Fyodor Mikhailovich Dostoyevsky was born in 1821 at a Moscow hospital where his father was employed as a doctor. The family was poor, but their descent from 17th-century nobility entitled them to own land and serfs. Dostoyevsky’s mother, Maria, was loving and religious; his father, Mikhail, tended toward alcoholism and violence, and his cruel behavior toward the peasants on their small estate resulted in his murder when Fyodor was eighteen years old.
Fyodor was the second of eight children. He was particularly close to his younger sister, Varvara, whose unfortunate marriage may have inspired Dostoyevsky’s portraits of both Dunya and Sonya. His older brother, Mikhail, shared Dostoyevsky’s literary and journalistic interests as well as his early social ideals. Together they attended secondary schools in Moscow, then the military academy in St. Petersburg, followed by service in the Russian army.
Dostoyevsky broadened his education by reading extensively in an attempt to sharpen his literary skills. As a youth he read and admired writers of all nationalities, including Dickens, Hugo, and Zola, and imitated some of Russia’s literary geniuses, particularly Gogol. He also began a tortured acquaintance with Turgenev, which was to continue throughout his life.
His first novel, Poor Folk, was published in 1846. This tale of a young clerk who falls haplessly in love with a woman he cannot possess led the literary lion Victor Belinsky to proclaim Dostoyevsky as the next Gogol. Dostoyevsky’s entrance into St. Petersburg literary society had begun—but his celebrity status was quickly overshadowed by his somewhat obnoxious behavior. Eventually, Dostoyevsky found another group to join, this time a circle of intellectual socialists run by Mikhail Petrashevsky. Given the reactionary climate of the time, the Petrashevsky group’s revolutionary ideas were both exciting and dangerous, and, although Dostoyevsky was far from being a revolutionary, his alignment with the faction brought him to the attention of the police. In 1849 he and the rest of the Petrashevsky group were arrested for subversion. Dostoyevsky was imprisoned at the Peter and Paul Fortress where he and others were subject to a mock execution—an understandably traumatic experience which seems to have triggered an epileptic condition that would plague Dostoyevsky throughout his life. He spent the next five years at hard labor in Siberia, where his acquaintance with the criminal community would provide him with the themes, plots, and characters that distinguish many of his greatest works, including Crime and Punishment.

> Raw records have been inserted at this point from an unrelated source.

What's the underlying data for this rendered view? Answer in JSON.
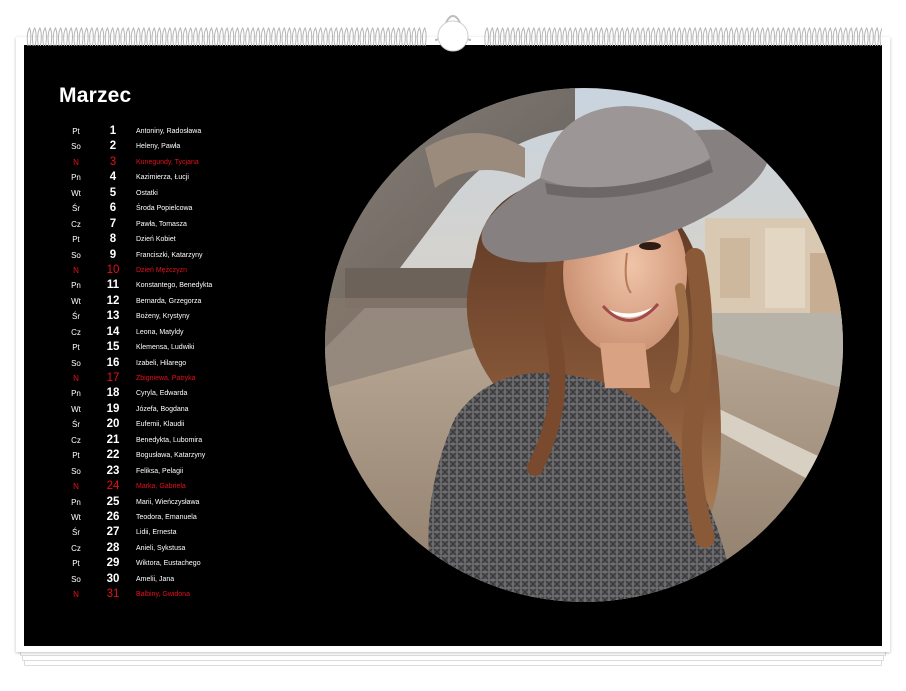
{
  "calendar": {
    "month": "Marzec",
    "days": [
      {
        "dow": "Pt",
        "num": "1",
        "names": "Antoniny, Radosława",
        "sunday": false
      },
      {
        "dow": "So",
        "num": "2",
        "names": "Heleny, Pawła",
        "sunday": false
      },
      {
        "dow": "N",
        "num": "3",
        "names": "Kunegundy, Tycjana",
        "sunday": true
      },
      {
        "dow": "Pn",
        "num": "4",
        "names": "Kazimierza, Łucji",
        "sunday": false
      },
      {
        "dow": "Wt",
        "num": "5",
        "names": "Ostatki",
        "sunday": false
      },
      {
        "dow": "Śr",
        "num": "6",
        "names": "Środa Popielcowa",
        "sunday": false
      },
      {
        "dow": "Cz",
        "num": "7",
        "names": "Pawła, Tomasza",
        "sunday": false
      },
      {
        "dow": "Pt",
        "num": "8",
        "names": "Dzień Kobiet",
        "sunday": false
      },
      {
        "dow": "So",
        "num": "9",
        "names": "Franciszki, Katarzyny",
        "sunday": false
      },
      {
        "dow": "N",
        "num": "10",
        "names": "Dzień Mężczyzn",
        "sunday": true
      },
      {
        "dow": "Pn",
        "num": "11",
        "names": "Konstantego, Benedykta",
        "sunday": false
      },
      {
        "dow": "Wt",
        "num": "12",
        "names": "Bernarda, Grzegorza",
        "sunday": false
      },
      {
        "dow": "Śr",
        "num": "13",
        "names": "Bożeny, Krystyny",
        "sunday": false
      },
      {
        "dow": "Cz",
        "num": "14",
        "names": "Leona, Matyldy",
        "sunday": false
      },
      {
        "dow": "Pt",
        "num": "15",
        "names": "Klemensa, Ludwiki",
        "sunday": false
      },
      {
        "dow": "So",
        "num": "16",
        "names": "Izabeli, Hilarego",
        "sunday": false
      },
      {
        "dow": "N",
        "num": "17",
        "names": "Zbigniewa, Patryka",
        "sunday": true
      },
      {
        "dow": "Pn",
        "num": "18",
        "names": "Cyryla, Edwarda",
        "sunday": false
      },
      {
        "dow": "Wt",
        "num": "19",
        "names": "Józefa, Bogdana",
        "sunday": false
      },
      {
        "dow": "Śr",
        "num": "20",
        "names": "Eufemii, Klaudii",
        "sunday": false
      },
      {
        "dow": "Cz",
        "num": "21",
        "names": "Benedykta, Lubomira",
        "sunday": false
      },
      {
        "dow": "Pt",
        "num": "22",
        "names": "Bogusława, Katarzyny",
        "sunday": false
      },
      {
        "dow": "So",
        "num": "23",
        "names": "Feliksa, Pelagii",
        "sunday": false
      },
      {
        "dow": "N",
        "num": "24",
        "names": "Marka, Gabriela",
        "sunday": true
      },
      {
        "dow": "Pn",
        "num": "25",
        "names": "Marii, Wieńczysława",
        "sunday": false
      },
      {
        "dow": "Wt",
        "num": "26",
        "names": "Teodora, Emanuela",
        "sunday": false
      },
      {
        "dow": "Śr",
        "num": "27",
        "names": "Lidii, Ernesta",
        "sunday": false
      },
      {
        "dow": "Cz",
        "num": "28",
        "names": "Anieli, Sykstusa",
        "sunday": false
      },
      {
        "dow": "Pt",
        "num": "29",
        "names": "Wiktora, Eustachego",
        "sunday": false
      },
      {
        "dow": "So",
        "num": "30",
        "names": "Amelii, Jana",
        "sunday": false
      },
      {
        "dow": "N",
        "num": "31",
        "names": "Balbiny, Gwidona",
        "sunday": true
      }
    ]
  },
  "colors": {
    "background": "#000000",
    "text": "#ffffff",
    "holiday": "#e3101d"
  },
  "icons": {
    "binding": "spiral-wire-binding",
    "hanger": "calendar-hanger-hook"
  }
}
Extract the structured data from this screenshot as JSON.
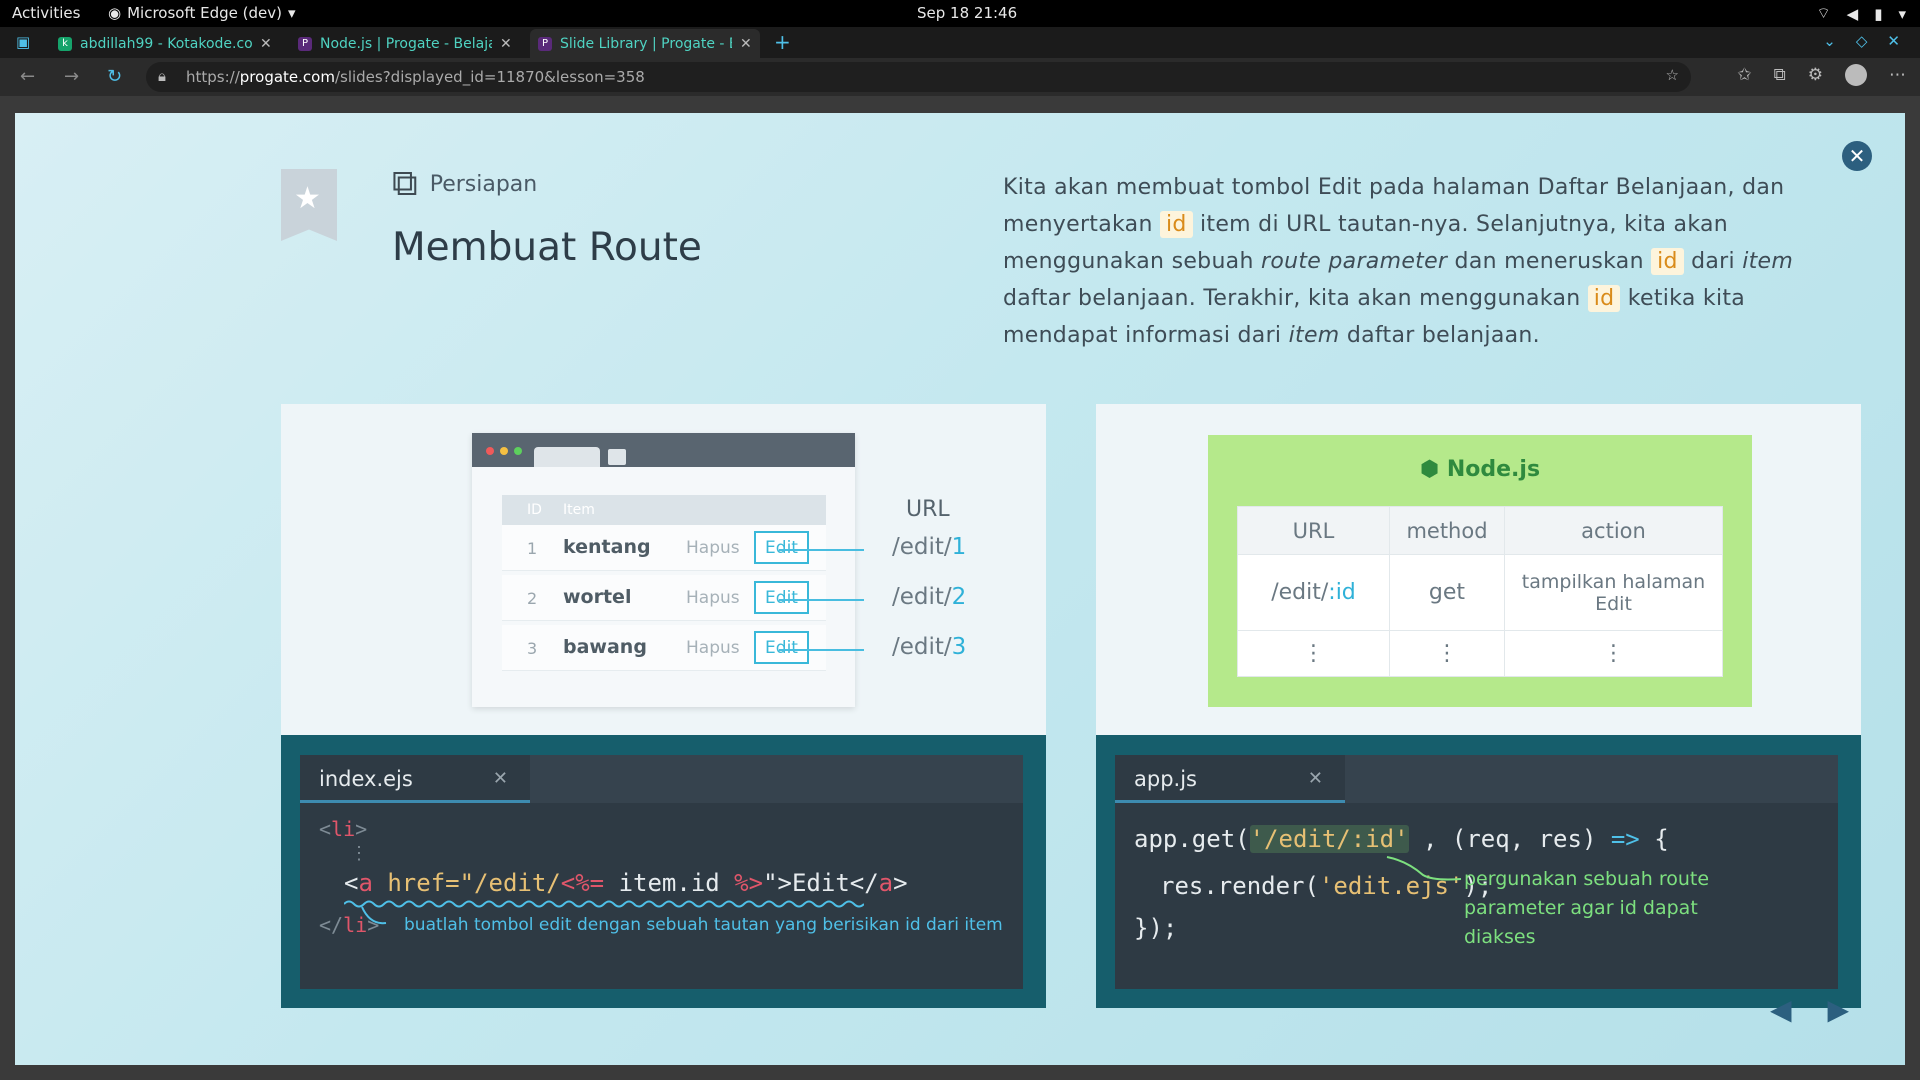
{
  "system": {
    "activities": "Activities",
    "app": "Microsoft Edge (dev)",
    "clock": "Sep 18  21:46"
  },
  "tabs": [
    {
      "title": "abdillah99 - Kotakode.co",
      "color": "#16a36b"
    },
    {
      "title": "Node.js | Progate - Belaja",
      "color": "#5a2a7a"
    },
    {
      "title": "Slide Library | Progate - B",
      "color": "#5a2a7a"
    }
  ],
  "address": {
    "prefix": "https://",
    "host": "progate.com",
    "path": "/slides?displayed_id=11870&lesson=358"
  },
  "slide": {
    "category": "Persiapan",
    "title": "Membuat Route",
    "desc": {
      "p1": "Kita akan membuat tombol Edit pada halaman Daftar Belanjaan, dan menyertakan ",
      "code": "id",
      "p2": " item di URL tautan-nya. Selanjutnya, kita akan menggunakan sebuah ",
      "em1": "route parameter",
      "p3": " dan meneruskan ",
      "p4": " dari ",
      "em2": "item",
      "p5": " daftar belanjaan. Terakhir, kita akan menggunakan ",
      "p6": " ketika kita mendapat informasi dari ",
      "em3": "item",
      "p7": " daftar belanjaan."
    },
    "mock": {
      "head_id": "ID",
      "head_item": "Item",
      "url_label": "URL",
      "rows": [
        {
          "n": "1",
          "item": "kentang",
          "hapus": "Hapus",
          "edit": "Edit",
          "url_prefix": "/edit/",
          "url_id": "1"
        },
        {
          "n": "2",
          "item": "wortel",
          "hapus": "Hapus",
          "edit": "Edit",
          "url_prefix": "/edit/",
          "url_id": "2"
        },
        {
          "n": "3",
          "item": "bawang",
          "hapus": "Hapus",
          "edit": "Edit",
          "url_prefix": "/edit/",
          "url_id": "3"
        }
      ]
    },
    "node": {
      "title": "Node.js",
      "cols": [
        "URL",
        "method",
        "action"
      ],
      "row": {
        "url_prefix": "/edit/",
        "url_param": ":id",
        "method": "get",
        "action": "tampilkan halaman Edit"
      },
      "more": "⋮"
    },
    "editor1": {
      "filename": "index.ejs",
      "l1a": "<",
      "l1b": "li",
      "l1c": ">",
      "vdots": "⋮",
      "l3a": "<",
      "l3b": "a",
      "l3c": " href=",
      "l3d": "\"/edit/",
      "l3e": "<%=",
      "l3f": " item.id ",
      "l3g": "%>",
      "l3h": "\">Edit</",
      "l3i": "a",
      "l3j": ">",
      "l4a": "</",
      "l4b": "li",
      "l4c": ">",
      "annotation": "buatlah tombol edit dengan sebuah tautan yang berisikan id dari item"
    },
    "editor2": {
      "filename": "app.js",
      "l1a": "app.get(",
      "l1b": "'/edit/:id'",
      "l1c": " , (req, res) ",
      "l1d": "=>",
      "l1e": " {",
      "l2a": "res.render(",
      "l2b": "'edit.ejs'",
      "l2c": ");",
      "l3": "});",
      "annotation": "pergunakan sebuah route parameter agar id dapat diakses"
    },
    "nav": {
      "prev": "◀",
      "next": "▶"
    }
  }
}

Dostoyevsky returned to St. Petersburg in 1859. The next decade was filled with emotional and physical turmoil. In 1864 the deaths of his wife, Maria, and his beloved brother, Mikhail, deepened his debt and drove him to gambling. He embarked on a doomed affair with Apollinaria Suslova, who vacillated between admiring and despising him. He also witnessed the dissolution of his literary journal and formed a disadvantageous relationship with an unscrupulous publisher. Yet the 1860s were also a period of great literary fervor, and in 1865, the publication of Crime and Punishment paved the way for a series of novels—including The Idiot, The Devils, and The Brothers Karamazov—that both reclaimed his position in Russia’s pantheon of great living writers, and brought stability to his personal and financial affairs. He married his stenographer, Anna Grigorievna Snitkin, with whom he fathered four children, and established himself as a leading conservative who often spoke out against revolutionary activity. In June of 1880, Dostoyevsky attended a celebration of the great novelist, Pushkin, during which he delivered a speech in praise of the writer. His words were met with great adulation, and the event marked what was perhaps the highest point of public approbation Dostoyevsky would ever attain. Little more than six months later, on January 28, 1881, Dostoyevsky died of a lung hemorrhage. His funeral, attended by nearly thirty thousand mourners, was a national event.